The shift to the ”centre” assumes that minorities, particularly African Americans, will turn out in big numbers and vote for him anyway. It is likely that Blacks will do so because of the historic nature of electing a Black president. But for other groups, it’s not so clear. Obama will need a big turnout to overcome the white fear factor backlash.

Two contradictory realities

While socialists who recognise that lesser-evil politics can never free workers, including white workers, from capitalist exploitation and domination, the issue of race could be decisive if the Republicans are successful in turning the election into a referendum vote for or against the candidate best able to protect whites. Under those circumstances, it may be justifiable to cast a vote against McCain’s race baiting. I say this knowing that most socialists and those in favour of an independent working-class party will vote for the independent Ralph Nader or the Green Party presidential candidate Cynthia McKinney.

The contradiction of the Obama phenomenon is that it reflects two realties. One is the possibility that the world’s sole superpower is okay with having a Black man as its president.

Second, is the polarisation and legacy of racism in the United States. The reality is the ruling class may be okay but the politicians seeking the job are not ready to give up their privileges and power.

For socialists the issue of Obama (the unique figure and capitalist politician) is conflicted. On the one hand, there is no doubt that backing a candidate of the most powerful military industrial complex in the world is impossible.

On the other hand, the issue of race and racism poses the question: Is the election of Obama as the first Black president a way to push back racist ideology as it was in the1960s-70s when the first “independent” Black candidates for big city mayors were elected did?

I'm of two mind sets. As a socialist I will either vote for Nader or McKinney to advance the need for class independance.

But as a supporter of nationalism of the oppressed, I'm inclined to vote against the de facto race-bating campaign of McCain and elect the first Black president.

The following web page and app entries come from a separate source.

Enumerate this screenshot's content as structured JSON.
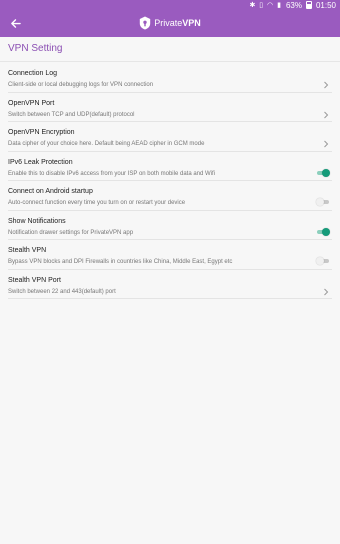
{
  "status_bar": {
    "battery_percent": "63%",
    "time": "01:50",
    "icons": [
      "bluetooth-icon",
      "vibrate-icon",
      "wifi-icon",
      "signal-icon",
      "battery-icon"
    ]
  },
  "app_bar": {
    "back_icon": "arrow-left-icon",
    "brand_regular": "Private",
    "brand_bold": "VPN",
    "logo_icon": "privatevpn-logo-icon",
    "color": "#9a5bbf"
  },
  "page": {
    "section_title": "VPN Setting",
    "accent_color": "#8b4fb3",
    "toggle_on_color": "#159b7a"
  },
  "settings": [
    {
      "title": "Connection Log",
      "desc": "Client-side or local debugging logs for VPN connection",
      "control": "chevron"
    },
    {
      "title": "OpenVPN Port",
      "desc": "Switch between TCP and UDP(default) protocol",
      "control": "chevron"
    },
    {
      "title": "OpenVPN Encryption",
      "desc": "Data cipher of your choice here. Default being AEAD cipher in GCM mode",
      "control": "chevron"
    },
    {
      "title": "IPv6 Leak Protection",
      "desc": "Enable this to disable IPv6 access from your ISP on both mobile data and Wifi",
      "control": "toggle",
      "on": true
    },
    {
      "title": "Connect on Android startup",
      "desc": "Auto-connect function every time you turn on or restart your device",
      "control": "toggle",
      "on": false
    },
    {
      "title": "Show Notifications",
      "desc": "Notification drawer settings for PrivateVPN app",
      "control": "toggle",
      "on": true
    },
    {
      "title": "Stealth VPN",
      "desc": "Bypass VPN blocks and DPI Firewalls in countries like China, Middle East, Egypt etc",
      "control": "toggle",
      "on": false
    },
    {
      "title": "Stealth VPN Port",
      "desc": "Switch between 22 and 443(default) port",
      "control": "chevron"
    }
  ]
}
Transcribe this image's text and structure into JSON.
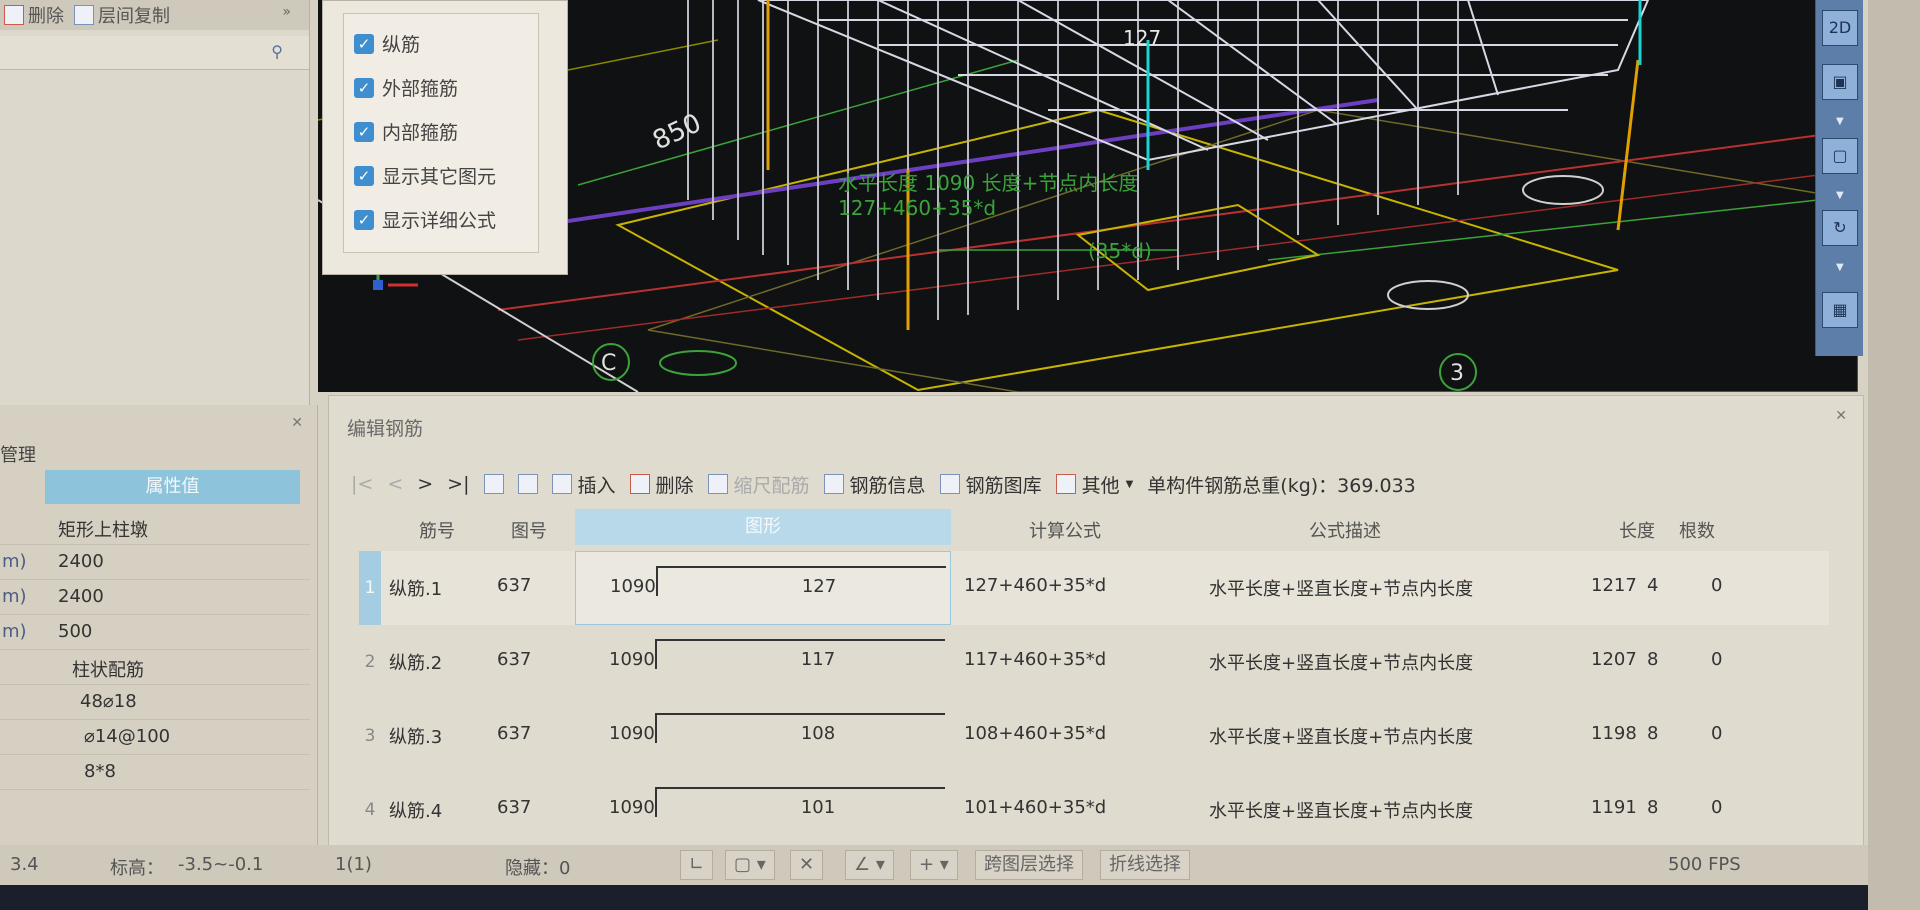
{
  "left_toolbar": {
    "delete_label": "删除",
    "copy_floor_label": "层间复制"
  },
  "layer_panel": {
    "items": [
      {
        "label": "纵筋",
        "checked": true
      },
      {
        "label": "外部箍筋",
        "checked": true
      },
      {
        "label": "内部箍筋",
        "checked": true
      },
      {
        "label": "显示其它图元",
        "checked": true
      },
      {
        "label": "显示详细公式",
        "checked": true
      }
    ]
  },
  "viewport": {
    "label_127": "127",
    "label_1090": "1090",
    "formula_desc": "水平长度 1090 长度+节点内长度",
    "formula": "127+460+35*d",
    "formula_sub": "(35*d)",
    "dim_850": "850",
    "grid_c": "C",
    "grid_3": "3"
  },
  "properties": {
    "title": "管理",
    "column_header": "属性值",
    "rows": [
      {
        "unit": "",
        "value": "矩形上柱墩"
      },
      {
        "unit": "m)",
        "value": "2400"
      },
      {
        "unit": "m)",
        "value": "2400"
      },
      {
        "unit": "m)",
        "value": "500"
      },
      {
        "unit": "",
        "value": "柱状配筋"
      },
      {
        "unit": "",
        "value": "48⌀18"
      },
      {
        "unit": "",
        "value": "⌀14@100"
      },
      {
        "unit": "",
        "value": "8*8"
      }
    ]
  },
  "rebar_panel": {
    "title": "编辑钢筋",
    "toolbar": {
      "insert": "插入",
      "delete": "删除",
      "scale_rebar": "缩尺配筋",
      "rebar_info": "钢筋信息",
      "rebar_library": "钢筋图库",
      "other": "其他",
      "total_weight": "单构件钢筋总重(kg)：369.033"
    },
    "columns": [
      "筋号",
      "图号",
      "图形",
      "计算公式",
      "公式描述",
      "长度",
      "根数"
    ],
    "rows": [
      {
        "idx": "1",
        "name": "纵筋.1",
        "fig": "637",
        "left": "1090",
        "mid": "127",
        "formula": "127+460+35*d",
        "desc": "水平长度+竖直长度+节点内长度",
        "length": "1217",
        "count": "4",
        "extra": "0"
      },
      {
        "idx": "2",
        "name": "纵筋.2",
        "fig": "637",
        "left": "1090",
        "mid": "117",
        "formula": "117+460+35*d",
        "desc": "水平长度+竖直长度+节点内长度",
        "length": "1207",
        "count": "8",
        "extra": "0"
      },
      {
        "idx": "3",
        "name": "纵筋.3",
        "fig": "637",
        "left": "1090",
        "mid": "108",
        "formula": "108+460+35*d",
        "desc": "水平长度+竖直长度+节点内长度",
        "length": "1198",
        "count": "8",
        "extra": "0"
      },
      {
        "idx": "4",
        "name": "纵筋.4",
        "fig": "637",
        "left": "1090",
        "mid": "101",
        "formula": "101+460+35*d",
        "desc": "水平长度+竖直长度+节点内长度",
        "length": "1191",
        "count": "8",
        "extra": "0"
      }
    ]
  },
  "statusbar": {
    "scale": "3.4",
    "elevation_label": "标高：",
    "elevation": "-3.5~-0.1",
    "count": "1(1)",
    "hidden": "隐藏：0",
    "cross_layer_select": "跨图层选择",
    "polyline_select": "折线选择",
    "fps": "500 FPS"
  }
}
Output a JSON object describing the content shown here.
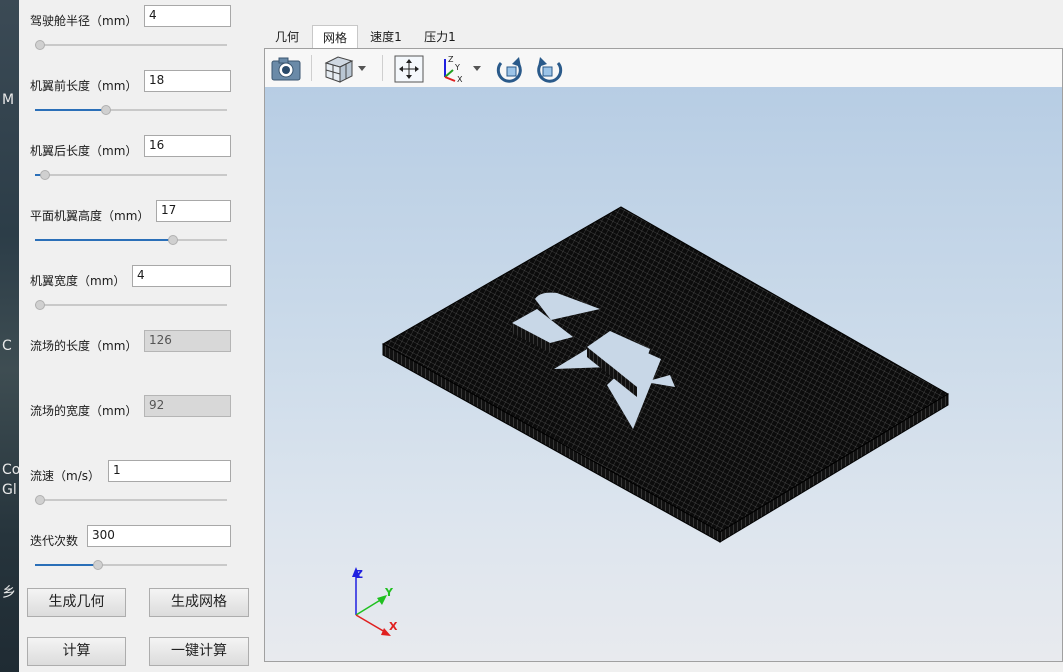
{
  "desktop": {
    "fragments": [
      "M",
      "C",
      "Co",
      "Gl",
      "乡"
    ]
  },
  "params": [
    {
      "label": "驾驶舱半径（mm）",
      "value": "4",
      "readonly": false,
      "slider": 0
    },
    {
      "label": "机翼前长度（mm）",
      "value": "18",
      "readonly": false,
      "slider": 0.37
    },
    {
      "label": "机翼后长度（mm）",
      "value": "16",
      "readonly": false,
      "slider": 0.05
    },
    {
      "label": "平面机翼高度（mm）",
      "value": "17",
      "readonly": false,
      "slider": 0.72
    },
    {
      "label": "机翼宽度（mm）",
      "value": "4",
      "readonly": false,
      "slider": 0
    },
    {
      "label": "流场的长度（mm）",
      "value": "126",
      "readonly": true,
      "slider": null
    },
    {
      "label": "流场的宽度（mm）",
      "value": "92",
      "readonly": true,
      "slider": null
    },
    {
      "label": "流速（m/s）",
      "value": "1",
      "readonly": false,
      "slider": 0
    },
    {
      "label": "迭代次数",
      "value": "300",
      "readonly": false,
      "slider": 0.33
    }
  ],
  "buttons": {
    "gen_geometry": "生成几何",
    "gen_mesh": "生成网格",
    "compute": "计算",
    "one_click": "一键计算"
  },
  "tabs": [
    "几何",
    "网格",
    "速度1",
    "压力1"
  ],
  "active_tab": "网格",
  "toolbar": [
    "camera-icon",
    "cube-view-icon",
    "fit-all-icon",
    "axes-icon",
    "rotate-cw-icon",
    "rotate-ccw-icon"
  ],
  "axes": {
    "z": "Z",
    "y": "Y",
    "x": "X"
  },
  "colors": {
    "accent": "#2a6fb8",
    "axis_x": "#e02020",
    "axis_y": "#20c020",
    "axis_z": "#2020e0"
  }
}
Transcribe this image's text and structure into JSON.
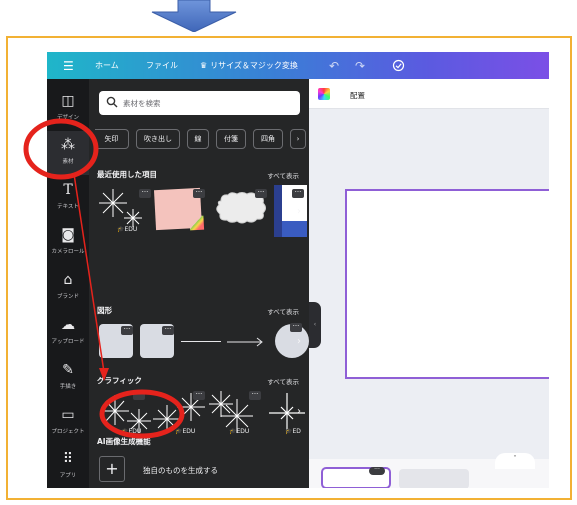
{
  "topbar": {
    "menu_icon": "menu-icon",
    "home": "ホーム",
    "file": "ファイル",
    "resize": "リサイズ＆マジック変換",
    "resize_icon": "crown-icon",
    "undo_icon": "undo-icon",
    "redo_icon": "redo-icon",
    "cloud_icon": "cloud-sync-icon"
  },
  "rail": {
    "items": [
      {
        "label": "デザイン",
        "icon": "design-icon"
      },
      {
        "label": "素材",
        "icon": "elements-icon"
      },
      {
        "label": "テキスト",
        "icon": "text-icon"
      },
      {
        "label": "カメラロール",
        "icon": "camera-icon"
      },
      {
        "label": "ブランド",
        "icon": "brand-icon"
      },
      {
        "label": "アップロード",
        "icon": "upload-icon"
      },
      {
        "label": "手描き",
        "icon": "draw-icon"
      },
      {
        "label": "プロジェクト",
        "icon": "folder-icon"
      },
      {
        "label": "アプリ",
        "icon": "apps-icon"
      }
    ]
  },
  "panel": {
    "search_placeholder": "素材を検索",
    "chips": [
      "矢印",
      "吹き出し",
      "線",
      "付箋",
      "四角"
    ],
    "recent": {
      "title": "最近使用した項目",
      "see_all": "すべて表示",
      "badge": "EDU"
    },
    "shapes": {
      "title": "図形",
      "see_all": "すべて表示"
    },
    "graphics": {
      "title": "グラフィック",
      "see_all": "すべて表示",
      "badge": "EDU",
      "badge_cut": "ED"
    },
    "ai": {
      "title": "AI画像生成機能",
      "generate_label": "独自のものを生成する"
    }
  },
  "editor": {
    "arrange": "配置"
  },
  "colors": {
    "annotation_red": "#e5231c",
    "frame_border": "#f2b134",
    "arrow_blue": "#4a73c4",
    "page_border": "#8f5fd6"
  }
}
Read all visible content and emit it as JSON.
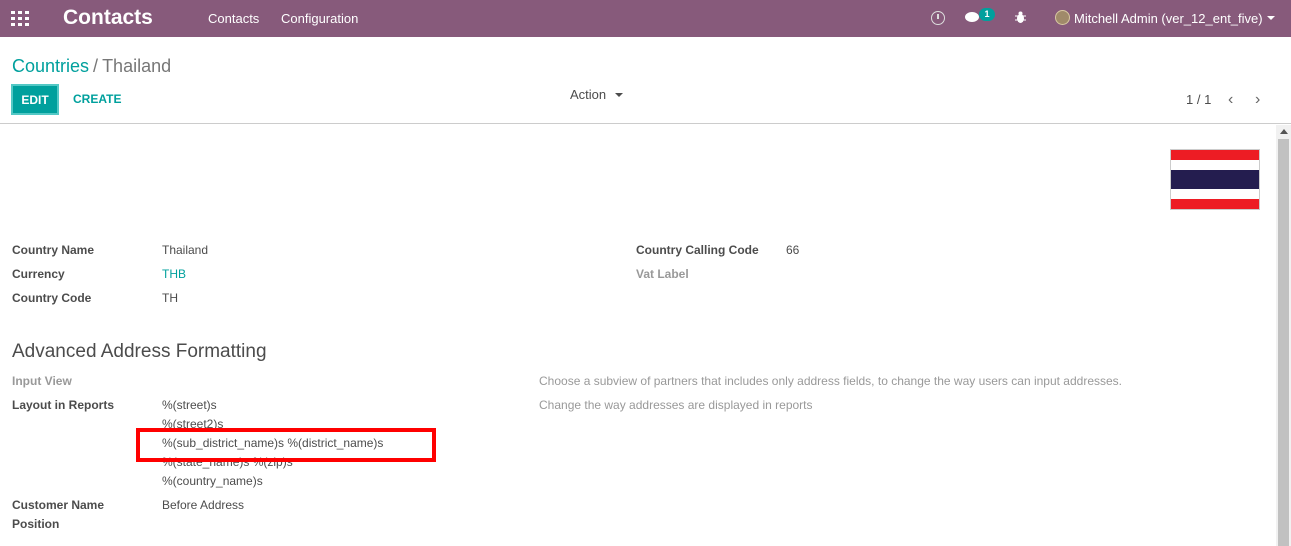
{
  "navbar": {
    "app_title": "Contacts",
    "menus": [
      "Contacts",
      "Configuration"
    ],
    "chat_badge": "1",
    "user_name": "Mitchell Admin (ver_12_ent_five)",
    "bg_color": "#875a7b"
  },
  "control_panel": {
    "breadcrumb_parent": "Countries",
    "breadcrumb_sep": "/",
    "breadcrumb_current": "Thailand",
    "edit_label": "EDIT",
    "create_label": "CREATE",
    "action_label": "Action",
    "pager": "1 / 1",
    "prev_icon": "‹",
    "next_icon": "›"
  },
  "form": {
    "country_name_label": "Country Name",
    "country_name": "Thailand",
    "currency_label": "Currency",
    "currency": "THB",
    "country_code_label": "Country Code",
    "country_code": "TH",
    "calling_code_label": "Country Calling Code",
    "calling_code": "66",
    "vat_label_label": "Vat Label",
    "section_title": "Advanced Address Formatting",
    "input_view_label": "Input View",
    "input_view_help": "Choose a subview of partners that includes only address fields, to change the way users can input addresses.",
    "layout_label": "Layout in Reports",
    "layout_help": "Change the way addresses are displayed in reports",
    "layout_lines": [
      "%(street)s",
      "%(street2)s",
      "%(sub_district_name)s %(district_name)s",
      "%(state_name)s %(zip)s",
      "%(country_name)s"
    ],
    "customer_name_position_label_1": "Customer Name",
    "customer_name_position_label_2": "Position",
    "customer_name_position": "Before Address"
  },
  "colors": {
    "accent": "#00a09d",
    "highlight": "#ff0000",
    "flag_red": "#ed1c24",
    "flag_blue": "#241d4f"
  }
}
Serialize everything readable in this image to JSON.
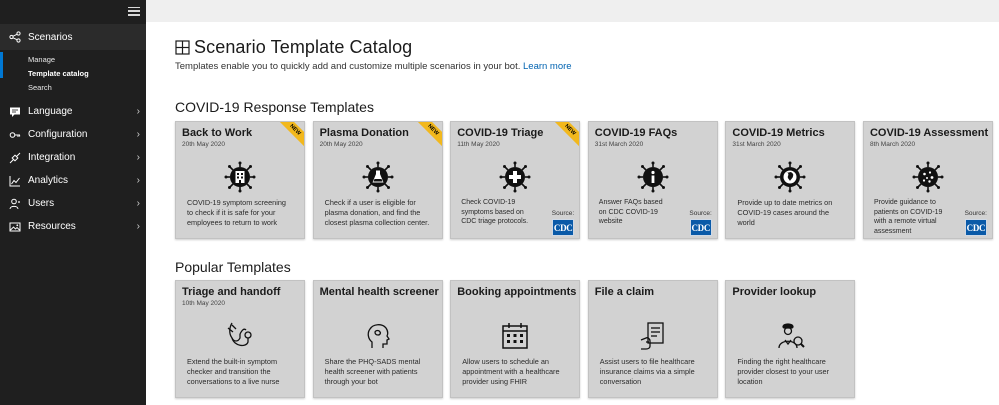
{
  "sidebar": {
    "scenarios_label": "Scenarios",
    "sub_items": [
      {
        "label": "Manage"
      },
      {
        "label": "Template catalog"
      },
      {
        "label": "Search"
      }
    ],
    "items": [
      {
        "label": "Language"
      },
      {
        "label": "Configuration"
      },
      {
        "label": "Integration"
      },
      {
        "label": "Analytics"
      },
      {
        "label": "Users"
      },
      {
        "label": "Resources"
      }
    ]
  },
  "header": {
    "title": "Scenario Template Catalog",
    "subtitle": "Templates enable you to quickly add and customize multiple scenarios in your bot.",
    "learn_more": "Learn more"
  },
  "covid_section": {
    "title": "COVID-19 Response Templates",
    "cards": [
      {
        "title": "Back to Work",
        "date": "20th May 2020",
        "badge": "NEW",
        "icon": "building-virus-icon",
        "desc": "COVID-19 symptom screening to check if it is safe for your employees to return to work"
      },
      {
        "title": "Plasma Donation",
        "date": "20th May 2020",
        "badge": "NEW",
        "icon": "flask-virus-icon",
        "desc": "Check if a user is eligible for plasma donation, and find the closest plasma collection center."
      },
      {
        "title": "COVID-19 Triage",
        "date": "11th May 2020",
        "badge": "NEW",
        "icon": "medical-cross-virus-icon",
        "desc": "Check COVID-19 symptoms based on CDC triage protocols.",
        "source": "Source:",
        "source_logo": "CDC"
      },
      {
        "title": "COVID-19 FAQs",
        "date": "31st March 2020",
        "icon": "info-virus-icon",
        "desc": "Answer FAQs based on CDC COVID-19 website",
        "source": "Source:",
        "source_logo": "CDC"
      },
      {
        "title": "COVID-19 Metrics",
        "date": "31st March 2020",
        "icon": "globe-virus-icon",
        "desc": "Provide up to date metrics on COVID-19 cases around the world"
      },
      {
        "title": "COVID-19 Assessment",
        "date": "8th March 2020",
        "icon": "virus-icon",
        "desc": "Provide guidance to patients on COVID-19 with a remote virtual assessment",
        "source": "Source:",
        "source_logo": "CDC"
      }
    ]
  },
  "popular_section": {
    "title": "Popular Templates",
    "cards": [
      {
        "title": "Triage and handoff",
        "date": "10th May 2020",
        "icon": "stethoscope-icon",
        "desc": "Extend the built-in symptom checker and transition the conversations to a live nurse"
      },
      {
        "title": "Mental health screener",
        "date": "",
        "icon": "head-profile-icon",
        "desc": "Share the PHQ-SADS mental health screener with patients through your bot"
      },
      {
        "title": "Booking appointments",
        "date": "",
        "icon": "calendar-icon",
        "desc": "Allow users to schedule an appointment with a healthcare provider using FHIR"
      },
      {
        "title": "File a claim",
        "date": "",
        "icon": "hand-document-icon",
        "desc": "Assist users to file healthcare insurance claims via a simple conversation"
      },
      {
        "title": "Provider lookup",
        "date": "",
        "icon": "doctor-search-icon",
        "desc": "Finding the right healthcare provider closest to your user location"
      }
    ]
  },
  "colors": {
    "sidebar_bg": "#1f1f1f",
    "accent": "#0078d4",
    "link": "#0063b1",
    "card_bg": "#d2d2d2",
    "badge": "#f2b81d",
    "cdc_blue": "#0a5aa8"
  }
}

During the great American Civil War in the 1860s, Marx and Engels wholeheartedly supported the North against the South. They urged their followers to join the Union Army and help bring about the defeat of the slave owners. Marx and Engels had no illusions of what that meant for capitalist development and consolidation. But the smashing of the slave labour system and development of a modern-day US capitalism was in their view in the long-term interests of the working class.

A new body blow to racist ideology by electing a Black man as president isn’t on that order of significance for many reasons. But it would send a message that citizenship and rights should not be based on the false construct called “race” or the shade of your skin.

[Malik Miah is a San Francisco trade union activist at United Airlines, an editor of the US socialist magazine Against the Current and a supporter of the US socialist group Solidarity. A shorter version of the this article first appeared in Green Left Weekly.]